(Source material Opens)

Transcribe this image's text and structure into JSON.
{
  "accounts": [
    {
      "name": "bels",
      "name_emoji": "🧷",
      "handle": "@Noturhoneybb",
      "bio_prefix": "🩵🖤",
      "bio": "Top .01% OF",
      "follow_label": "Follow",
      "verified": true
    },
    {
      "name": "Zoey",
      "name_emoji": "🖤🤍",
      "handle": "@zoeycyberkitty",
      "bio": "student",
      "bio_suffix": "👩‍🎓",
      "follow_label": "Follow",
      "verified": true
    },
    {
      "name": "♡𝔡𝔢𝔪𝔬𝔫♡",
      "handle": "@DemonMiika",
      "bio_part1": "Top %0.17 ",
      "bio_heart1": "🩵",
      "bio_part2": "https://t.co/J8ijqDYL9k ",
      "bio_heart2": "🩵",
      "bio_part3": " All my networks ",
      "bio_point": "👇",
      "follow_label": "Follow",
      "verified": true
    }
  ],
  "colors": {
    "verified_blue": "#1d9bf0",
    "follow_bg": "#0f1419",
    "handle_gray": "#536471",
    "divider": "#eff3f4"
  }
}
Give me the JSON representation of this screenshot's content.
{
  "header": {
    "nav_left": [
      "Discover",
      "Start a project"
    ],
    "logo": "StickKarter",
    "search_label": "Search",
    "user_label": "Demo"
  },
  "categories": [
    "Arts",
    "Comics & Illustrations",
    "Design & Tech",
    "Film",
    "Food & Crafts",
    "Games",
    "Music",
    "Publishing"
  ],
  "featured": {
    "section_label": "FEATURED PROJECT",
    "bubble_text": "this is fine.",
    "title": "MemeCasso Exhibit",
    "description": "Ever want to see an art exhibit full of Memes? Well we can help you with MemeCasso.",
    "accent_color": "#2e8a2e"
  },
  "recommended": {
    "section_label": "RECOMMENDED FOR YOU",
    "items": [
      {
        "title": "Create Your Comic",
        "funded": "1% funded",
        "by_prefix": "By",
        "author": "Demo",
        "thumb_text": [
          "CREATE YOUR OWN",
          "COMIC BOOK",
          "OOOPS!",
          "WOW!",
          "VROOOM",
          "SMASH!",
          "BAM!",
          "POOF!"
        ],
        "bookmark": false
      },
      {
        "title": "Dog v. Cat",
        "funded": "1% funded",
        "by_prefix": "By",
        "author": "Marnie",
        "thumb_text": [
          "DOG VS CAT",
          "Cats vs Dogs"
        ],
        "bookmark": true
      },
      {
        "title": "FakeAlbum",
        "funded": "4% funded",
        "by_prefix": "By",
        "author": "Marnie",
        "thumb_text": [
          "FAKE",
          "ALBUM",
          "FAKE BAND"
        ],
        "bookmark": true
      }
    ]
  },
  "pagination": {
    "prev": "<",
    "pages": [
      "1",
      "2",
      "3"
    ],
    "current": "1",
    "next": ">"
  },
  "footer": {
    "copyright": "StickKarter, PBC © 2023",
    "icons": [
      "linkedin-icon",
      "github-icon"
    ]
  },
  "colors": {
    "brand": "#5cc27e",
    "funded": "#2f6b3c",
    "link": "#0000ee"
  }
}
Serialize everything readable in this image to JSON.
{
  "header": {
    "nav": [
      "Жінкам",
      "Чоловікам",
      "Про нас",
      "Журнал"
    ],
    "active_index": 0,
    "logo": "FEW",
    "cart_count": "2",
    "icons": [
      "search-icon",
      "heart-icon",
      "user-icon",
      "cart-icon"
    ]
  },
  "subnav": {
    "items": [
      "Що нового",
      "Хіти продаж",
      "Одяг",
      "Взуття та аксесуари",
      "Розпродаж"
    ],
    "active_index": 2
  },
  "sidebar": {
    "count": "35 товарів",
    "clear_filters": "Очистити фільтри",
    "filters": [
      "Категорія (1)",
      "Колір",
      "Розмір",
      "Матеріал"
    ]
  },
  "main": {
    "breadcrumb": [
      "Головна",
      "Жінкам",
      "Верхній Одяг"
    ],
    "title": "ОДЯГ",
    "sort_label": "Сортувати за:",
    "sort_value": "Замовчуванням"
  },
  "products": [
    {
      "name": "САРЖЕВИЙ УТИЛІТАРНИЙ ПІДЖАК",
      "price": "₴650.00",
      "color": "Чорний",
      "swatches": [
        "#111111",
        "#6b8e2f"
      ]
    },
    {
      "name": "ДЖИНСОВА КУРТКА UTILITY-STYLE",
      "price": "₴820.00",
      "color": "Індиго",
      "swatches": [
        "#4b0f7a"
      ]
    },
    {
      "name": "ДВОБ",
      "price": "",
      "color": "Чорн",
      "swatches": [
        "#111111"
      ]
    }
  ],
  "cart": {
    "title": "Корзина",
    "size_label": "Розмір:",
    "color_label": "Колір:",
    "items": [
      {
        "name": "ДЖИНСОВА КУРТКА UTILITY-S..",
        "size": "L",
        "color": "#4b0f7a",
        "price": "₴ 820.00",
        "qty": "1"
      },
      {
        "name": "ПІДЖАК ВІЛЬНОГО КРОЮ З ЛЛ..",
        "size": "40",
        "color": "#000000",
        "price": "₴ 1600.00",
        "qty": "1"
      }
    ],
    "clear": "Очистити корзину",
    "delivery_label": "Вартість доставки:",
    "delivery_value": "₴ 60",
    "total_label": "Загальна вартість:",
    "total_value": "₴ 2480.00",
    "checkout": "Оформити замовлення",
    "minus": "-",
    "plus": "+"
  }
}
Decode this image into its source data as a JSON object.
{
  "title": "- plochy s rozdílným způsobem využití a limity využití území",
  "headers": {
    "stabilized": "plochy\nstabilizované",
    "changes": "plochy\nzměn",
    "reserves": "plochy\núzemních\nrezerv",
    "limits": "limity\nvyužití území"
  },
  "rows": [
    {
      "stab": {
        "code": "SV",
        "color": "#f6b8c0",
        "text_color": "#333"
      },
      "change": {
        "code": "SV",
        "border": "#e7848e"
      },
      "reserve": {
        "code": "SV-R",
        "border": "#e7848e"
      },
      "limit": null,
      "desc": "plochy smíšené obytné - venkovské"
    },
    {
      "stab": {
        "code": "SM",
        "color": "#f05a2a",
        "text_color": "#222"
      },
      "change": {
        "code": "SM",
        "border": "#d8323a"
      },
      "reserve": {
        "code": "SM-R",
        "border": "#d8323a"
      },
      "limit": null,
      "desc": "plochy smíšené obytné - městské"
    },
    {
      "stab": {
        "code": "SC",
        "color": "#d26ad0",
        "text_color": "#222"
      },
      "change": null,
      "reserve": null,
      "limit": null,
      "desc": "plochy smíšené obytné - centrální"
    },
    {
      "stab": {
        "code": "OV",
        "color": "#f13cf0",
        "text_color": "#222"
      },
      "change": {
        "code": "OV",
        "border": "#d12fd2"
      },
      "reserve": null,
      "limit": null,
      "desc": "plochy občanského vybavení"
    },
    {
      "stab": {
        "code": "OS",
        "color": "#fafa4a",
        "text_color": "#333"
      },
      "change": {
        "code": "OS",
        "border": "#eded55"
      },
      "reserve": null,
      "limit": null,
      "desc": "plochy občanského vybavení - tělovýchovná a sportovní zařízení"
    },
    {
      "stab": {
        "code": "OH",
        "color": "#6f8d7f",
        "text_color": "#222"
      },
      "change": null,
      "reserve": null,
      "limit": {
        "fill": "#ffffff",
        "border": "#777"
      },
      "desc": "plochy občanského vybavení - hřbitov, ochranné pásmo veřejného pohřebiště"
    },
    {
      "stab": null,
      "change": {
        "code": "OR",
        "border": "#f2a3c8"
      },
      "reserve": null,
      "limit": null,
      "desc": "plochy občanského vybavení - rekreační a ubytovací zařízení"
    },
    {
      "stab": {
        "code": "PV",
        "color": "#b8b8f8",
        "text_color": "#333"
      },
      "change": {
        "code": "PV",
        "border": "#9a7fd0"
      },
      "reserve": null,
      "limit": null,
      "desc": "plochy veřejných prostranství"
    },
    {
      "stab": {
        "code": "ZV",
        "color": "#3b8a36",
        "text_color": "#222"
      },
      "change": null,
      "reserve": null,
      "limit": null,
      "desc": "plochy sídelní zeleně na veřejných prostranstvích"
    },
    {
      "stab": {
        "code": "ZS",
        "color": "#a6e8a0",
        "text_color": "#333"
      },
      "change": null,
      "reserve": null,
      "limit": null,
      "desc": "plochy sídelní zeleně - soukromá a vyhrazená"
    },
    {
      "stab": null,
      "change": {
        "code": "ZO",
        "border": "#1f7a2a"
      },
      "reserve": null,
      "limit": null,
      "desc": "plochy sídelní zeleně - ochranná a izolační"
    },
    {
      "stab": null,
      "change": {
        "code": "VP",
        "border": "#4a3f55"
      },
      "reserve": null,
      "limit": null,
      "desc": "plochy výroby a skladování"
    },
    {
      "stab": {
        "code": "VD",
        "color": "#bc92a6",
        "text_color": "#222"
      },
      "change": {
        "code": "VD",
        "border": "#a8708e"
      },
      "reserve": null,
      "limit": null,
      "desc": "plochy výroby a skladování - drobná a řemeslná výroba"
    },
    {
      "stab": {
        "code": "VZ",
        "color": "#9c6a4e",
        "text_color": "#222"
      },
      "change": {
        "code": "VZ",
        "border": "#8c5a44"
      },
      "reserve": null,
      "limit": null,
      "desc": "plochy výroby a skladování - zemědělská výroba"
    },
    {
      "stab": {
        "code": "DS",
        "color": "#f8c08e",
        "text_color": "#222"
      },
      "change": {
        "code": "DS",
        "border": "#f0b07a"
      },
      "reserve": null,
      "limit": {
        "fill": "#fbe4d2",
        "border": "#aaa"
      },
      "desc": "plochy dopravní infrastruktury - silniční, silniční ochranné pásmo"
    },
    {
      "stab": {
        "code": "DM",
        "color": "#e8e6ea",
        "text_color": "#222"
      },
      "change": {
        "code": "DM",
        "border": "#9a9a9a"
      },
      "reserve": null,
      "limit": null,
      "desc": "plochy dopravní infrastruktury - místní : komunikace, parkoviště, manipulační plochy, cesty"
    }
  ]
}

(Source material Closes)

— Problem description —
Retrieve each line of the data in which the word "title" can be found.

— Expected answer —
    "title": "MemeCasso Exhibit",
        "title": "Create Your Comic",
        "title": "Dog v. Cat",
        "title": "FakeAlbum",
    "title": "ОДЯГ",
    "title": "Корзина",
  "title": "- plochy s rozdílným způsobem využití a limity využití území",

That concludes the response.